_TASK BRIEF_
Return the complete listing that follows, with each line reproduced exactly.

_PROVIDED MATERIAL_

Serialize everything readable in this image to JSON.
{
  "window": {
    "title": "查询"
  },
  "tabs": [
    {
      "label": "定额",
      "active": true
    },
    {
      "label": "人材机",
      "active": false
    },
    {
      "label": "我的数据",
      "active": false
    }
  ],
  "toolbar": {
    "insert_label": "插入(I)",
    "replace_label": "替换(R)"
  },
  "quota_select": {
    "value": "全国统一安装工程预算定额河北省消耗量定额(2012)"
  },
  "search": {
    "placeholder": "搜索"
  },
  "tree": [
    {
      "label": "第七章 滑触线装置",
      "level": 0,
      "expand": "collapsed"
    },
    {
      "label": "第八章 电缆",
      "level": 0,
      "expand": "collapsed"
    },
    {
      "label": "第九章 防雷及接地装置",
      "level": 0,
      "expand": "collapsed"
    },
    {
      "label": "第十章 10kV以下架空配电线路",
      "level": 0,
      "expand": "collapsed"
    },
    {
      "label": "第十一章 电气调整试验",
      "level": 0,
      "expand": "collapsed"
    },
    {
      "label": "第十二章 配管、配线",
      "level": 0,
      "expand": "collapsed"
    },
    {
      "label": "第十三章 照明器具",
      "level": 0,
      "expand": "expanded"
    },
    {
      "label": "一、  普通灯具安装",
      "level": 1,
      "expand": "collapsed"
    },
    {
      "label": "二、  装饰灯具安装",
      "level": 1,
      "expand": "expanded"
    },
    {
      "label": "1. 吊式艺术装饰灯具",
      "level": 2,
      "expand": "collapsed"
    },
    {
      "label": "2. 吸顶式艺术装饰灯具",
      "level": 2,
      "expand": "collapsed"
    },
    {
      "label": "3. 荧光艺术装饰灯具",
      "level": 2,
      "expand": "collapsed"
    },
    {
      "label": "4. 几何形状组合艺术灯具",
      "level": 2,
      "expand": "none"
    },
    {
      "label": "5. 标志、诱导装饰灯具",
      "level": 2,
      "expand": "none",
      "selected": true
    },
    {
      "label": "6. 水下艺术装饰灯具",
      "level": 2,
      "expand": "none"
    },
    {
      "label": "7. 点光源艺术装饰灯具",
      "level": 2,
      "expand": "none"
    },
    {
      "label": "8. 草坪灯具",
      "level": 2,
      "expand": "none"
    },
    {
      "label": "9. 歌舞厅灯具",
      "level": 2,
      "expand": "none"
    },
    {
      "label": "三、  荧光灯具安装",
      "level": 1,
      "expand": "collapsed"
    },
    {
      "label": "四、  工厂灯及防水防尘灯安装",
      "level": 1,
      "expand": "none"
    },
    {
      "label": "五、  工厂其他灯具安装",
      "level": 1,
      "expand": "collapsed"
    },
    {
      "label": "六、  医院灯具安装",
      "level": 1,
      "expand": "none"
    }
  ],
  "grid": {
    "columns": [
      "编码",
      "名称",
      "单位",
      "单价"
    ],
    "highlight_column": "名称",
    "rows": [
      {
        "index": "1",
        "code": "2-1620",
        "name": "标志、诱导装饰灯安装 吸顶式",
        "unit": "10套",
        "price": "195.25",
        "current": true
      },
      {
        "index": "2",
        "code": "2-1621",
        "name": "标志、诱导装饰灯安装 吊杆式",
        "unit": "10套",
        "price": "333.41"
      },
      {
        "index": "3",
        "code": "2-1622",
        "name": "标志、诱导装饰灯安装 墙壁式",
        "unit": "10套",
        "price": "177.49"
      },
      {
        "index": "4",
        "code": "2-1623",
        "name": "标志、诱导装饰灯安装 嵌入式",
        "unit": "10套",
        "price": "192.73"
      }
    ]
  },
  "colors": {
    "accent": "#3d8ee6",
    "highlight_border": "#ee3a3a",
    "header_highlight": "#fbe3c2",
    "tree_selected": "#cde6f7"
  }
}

_RESULT FOR THIS EXERCISE_
Serialize everything readable in this image to JSON.
{
  "window": {
    "title": "查询"
  },
  "tabs": [
    {
      "label": "定额",
      "active": true
    },
    {
      "label": "人材机",
      "active": false
    },
    {
      "label": "我的数据",
      "active": false
    }
  ],
  "toolbar": {
    "insert_label": "插入(I)",
    "replace_label": "替换(R)"
  },
  "quota_select": {
    "value": "全国统一安装工程预算定额河北省消耗量定额(2012)"
  },
  "search": {
    "placeholder": "搜索"
  },
  "tree": [
    {
      "label": "第七章 滑触线装置",
      "level": 0,
      "expand": "collapsed"
    },
    {
      "label": "第八章 电缆",
      "level": 0,
      "expand": "collapsed"
    },
    {
      "label": "第九章 防雷及接地装置",
      "level": 0,
      "expand": "collapsed"
    },
    {
      "label": "第十章 10kV以下架空配电线路",
      "level": 0,
      "expand": "collapsed"
    },
    {
      "label": "第十一章 电气调整试验",
      "level": 0,
      "expand": "collapsed"
    },
    {
      "label": "第十二章 配管、配线",
      "level": 0,
      "expand": "collapsed"
    },
    {
      "label": "第十三章 照明器具",
      "level": 0,
      "expand": "expanded"
    },
    {
      "label": "一、  普通灯具安装",
      "level": 1,
      "expand": "collapsed"
    },
    {
      "label": "二、  装饰灯具安装",
      "level": 1,
      "expand": "expanded"
    },
    {
      "label": "1. 吊式艺术装饰灯具",
      "level": 2,
      "expand": "collapsed"
    },
    {
      "label": "2. 吸顶式艺术装饰灯具",
      "level": 2,
      "expand": "collapsed"
    },
    {
      "label": "3. 荧光艺术装饰灯具",
      "level": 2,
      "expand": "collapsed"
    },
    {
      "label": "4. 几何形状组合艺术灯具",
      "level": 2,
      "expand": "none"
    },
    {
      "label": "5. 标志、诱导装饰灯具",
      "level": 2,
      "expand": "none",
      "selected": true
    },
    {
      "label": "6. 水下艺术装饰灯具",
      "level": 2,
      "expand": "none"
    },
    {
      "label": "7. 点光源艺术装饰灯具",
      "level": 2,
      "expand": "none"
    },
    {
      "label": "8. 草坪灯具",
      "level": 2,
      "expand": "none"
    },
    {
      "label": "9. 歌舞厅灯具",
      "level": 2,
      "expand": "none"
    },
    {
      "label": "三、  荧光灯具安装",
      "level": 1,
      "expand": "collapsed"
    },
    {
      "label": "四、  工厂灯及防水防尘灯安装",
      "level": 1,
      "expand": "none"
    },
    {
      "label": "五、  工厂其他灯具安装",
      "level": 1,
      "expand": "collapsed"
    },
    {
      "label": "六、  医院灯具安装",
      "level": 1,
      "expand": "none"
    }
  ],
  "grid": {
    "columns": [
      "编码",
      "名称",
      "单位",
      "单价"
    ],
    "highlight_column": "名称",
    "rows": [
      {
        "index": "1",
        "code": "2-1620",
        "name": "标志、诱导装饰灯安装 吸顶式",
        "unit": "10套",
        "price": "195.25",
        "current": true
      },
      {
        "index": "2",
        "code": "2-1621",
        "name": "标志、诱导装饰灯安装 吊杆式",
        "unit": "10套",
        "price": "333.41"
      },
      {
        "index": "3",
        "code": "2-1622",
        "name": "标志、诱导装饰灯安装 墙壁式",
        "unit": "10套",
        "price": "177.49"
      },
      {
        "index": "4",
        "code": "2-1623",
        "name": "标志、诱导装饰灯安装 嵌入式",
        "unit": "10套",
        "price": "192.73"
      }
    ]
  },
  "colors": {
    "accent": "#3d8ee6",
    "highlight_border": "#ee3a3a",
    "header_highlight": "#fbe3c2",
    "tree_selected": "#cde6f7"
  }
}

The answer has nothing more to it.